## TASK REQUIREMENTS:
Your job is to return every line of the listing holding the string "available".

►

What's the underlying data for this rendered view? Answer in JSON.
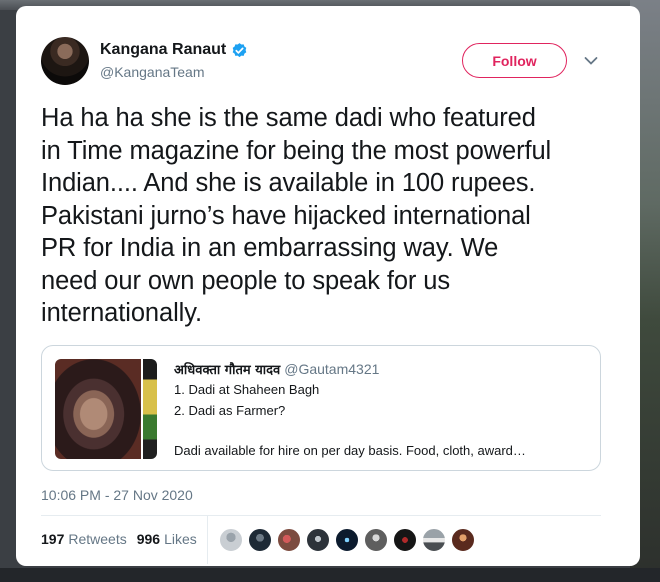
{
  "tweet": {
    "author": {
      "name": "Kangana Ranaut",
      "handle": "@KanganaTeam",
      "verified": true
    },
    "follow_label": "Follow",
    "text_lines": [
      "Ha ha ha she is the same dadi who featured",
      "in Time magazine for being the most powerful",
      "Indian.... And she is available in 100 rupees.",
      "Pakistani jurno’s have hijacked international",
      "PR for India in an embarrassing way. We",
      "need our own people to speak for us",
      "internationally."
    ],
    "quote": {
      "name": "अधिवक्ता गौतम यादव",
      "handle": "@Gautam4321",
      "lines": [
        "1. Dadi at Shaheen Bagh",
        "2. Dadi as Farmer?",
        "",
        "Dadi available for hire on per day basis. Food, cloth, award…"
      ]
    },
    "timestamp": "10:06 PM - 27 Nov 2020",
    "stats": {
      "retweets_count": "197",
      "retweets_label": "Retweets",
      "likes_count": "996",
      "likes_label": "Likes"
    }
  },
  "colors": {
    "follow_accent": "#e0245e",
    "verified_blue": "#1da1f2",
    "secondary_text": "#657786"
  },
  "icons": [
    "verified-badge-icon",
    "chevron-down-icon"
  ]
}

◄

## RESULT FOR THIS EXERCISE:
      "Indian.... And she is available in 100 rupees.",
        "Dadi available for hire on per day basis. Food, cloth, award…"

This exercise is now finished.